▸ RECORDED INFORMATION:

=== Begin Enclosure ===

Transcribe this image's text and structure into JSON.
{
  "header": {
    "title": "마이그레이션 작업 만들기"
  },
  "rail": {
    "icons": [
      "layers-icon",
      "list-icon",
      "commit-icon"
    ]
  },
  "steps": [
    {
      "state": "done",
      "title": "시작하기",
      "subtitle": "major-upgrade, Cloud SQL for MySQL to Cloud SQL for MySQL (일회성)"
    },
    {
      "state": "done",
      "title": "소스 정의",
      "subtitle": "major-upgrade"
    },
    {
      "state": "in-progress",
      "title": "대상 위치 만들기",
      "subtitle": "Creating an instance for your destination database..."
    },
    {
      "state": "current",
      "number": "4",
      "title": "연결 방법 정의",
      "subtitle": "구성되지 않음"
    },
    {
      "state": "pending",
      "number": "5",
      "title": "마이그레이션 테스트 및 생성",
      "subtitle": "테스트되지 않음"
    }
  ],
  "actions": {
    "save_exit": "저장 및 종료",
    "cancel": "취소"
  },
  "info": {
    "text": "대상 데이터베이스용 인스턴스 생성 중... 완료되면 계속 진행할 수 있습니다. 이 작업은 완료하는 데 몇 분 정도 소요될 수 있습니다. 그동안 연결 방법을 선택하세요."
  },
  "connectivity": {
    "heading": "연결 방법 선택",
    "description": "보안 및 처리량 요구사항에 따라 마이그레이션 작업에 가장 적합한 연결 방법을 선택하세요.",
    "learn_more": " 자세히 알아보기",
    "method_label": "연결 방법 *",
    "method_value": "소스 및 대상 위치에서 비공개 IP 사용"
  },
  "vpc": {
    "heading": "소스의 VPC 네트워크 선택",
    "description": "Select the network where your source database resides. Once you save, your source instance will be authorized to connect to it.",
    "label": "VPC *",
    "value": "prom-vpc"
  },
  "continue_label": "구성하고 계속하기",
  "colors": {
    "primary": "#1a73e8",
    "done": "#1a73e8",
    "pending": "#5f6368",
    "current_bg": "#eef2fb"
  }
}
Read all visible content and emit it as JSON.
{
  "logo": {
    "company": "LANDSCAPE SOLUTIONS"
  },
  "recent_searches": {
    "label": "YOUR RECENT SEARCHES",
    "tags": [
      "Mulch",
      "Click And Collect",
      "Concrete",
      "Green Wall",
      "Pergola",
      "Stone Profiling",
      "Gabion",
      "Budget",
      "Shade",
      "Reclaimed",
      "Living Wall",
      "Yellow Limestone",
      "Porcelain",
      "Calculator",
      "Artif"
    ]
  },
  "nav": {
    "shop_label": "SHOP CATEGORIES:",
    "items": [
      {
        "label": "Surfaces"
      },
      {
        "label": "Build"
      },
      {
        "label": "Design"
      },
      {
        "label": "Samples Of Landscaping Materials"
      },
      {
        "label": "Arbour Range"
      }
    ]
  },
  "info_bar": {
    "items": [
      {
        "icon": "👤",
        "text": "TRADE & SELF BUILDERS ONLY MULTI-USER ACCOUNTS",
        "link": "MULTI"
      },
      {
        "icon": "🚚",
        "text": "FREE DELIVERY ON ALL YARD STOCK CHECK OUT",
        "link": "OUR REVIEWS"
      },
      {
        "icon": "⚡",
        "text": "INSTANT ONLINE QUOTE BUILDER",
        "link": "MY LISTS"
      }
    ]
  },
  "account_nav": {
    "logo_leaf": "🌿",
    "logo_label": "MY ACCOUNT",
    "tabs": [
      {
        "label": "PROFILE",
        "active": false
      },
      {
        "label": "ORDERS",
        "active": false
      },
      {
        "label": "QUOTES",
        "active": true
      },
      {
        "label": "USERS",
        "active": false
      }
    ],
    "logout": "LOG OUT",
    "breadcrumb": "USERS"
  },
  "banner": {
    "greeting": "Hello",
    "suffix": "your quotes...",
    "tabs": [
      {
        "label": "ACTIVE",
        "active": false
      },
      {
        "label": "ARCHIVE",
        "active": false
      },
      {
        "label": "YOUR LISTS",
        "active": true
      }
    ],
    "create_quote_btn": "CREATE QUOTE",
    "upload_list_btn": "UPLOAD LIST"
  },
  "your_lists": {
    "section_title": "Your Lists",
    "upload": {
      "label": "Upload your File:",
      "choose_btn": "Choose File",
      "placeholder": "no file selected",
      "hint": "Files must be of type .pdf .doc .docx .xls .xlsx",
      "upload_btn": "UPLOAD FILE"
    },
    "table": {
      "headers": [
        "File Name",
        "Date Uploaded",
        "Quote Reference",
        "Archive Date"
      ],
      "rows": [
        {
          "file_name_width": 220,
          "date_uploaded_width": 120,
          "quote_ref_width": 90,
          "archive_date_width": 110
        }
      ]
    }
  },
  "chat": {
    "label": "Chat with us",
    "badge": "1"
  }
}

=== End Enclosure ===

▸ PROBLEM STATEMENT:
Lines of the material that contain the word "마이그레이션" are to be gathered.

▸ TASK RESULT:
    "title": "마이그레이션 작업 만들기"
      "title": "마이그레이션 테스트 및 생성",
    "description": "보안 및 처리량 요구사항에 따라 마이그레이션 작업에 가장 적합한 연결 방법을 선택하세요.",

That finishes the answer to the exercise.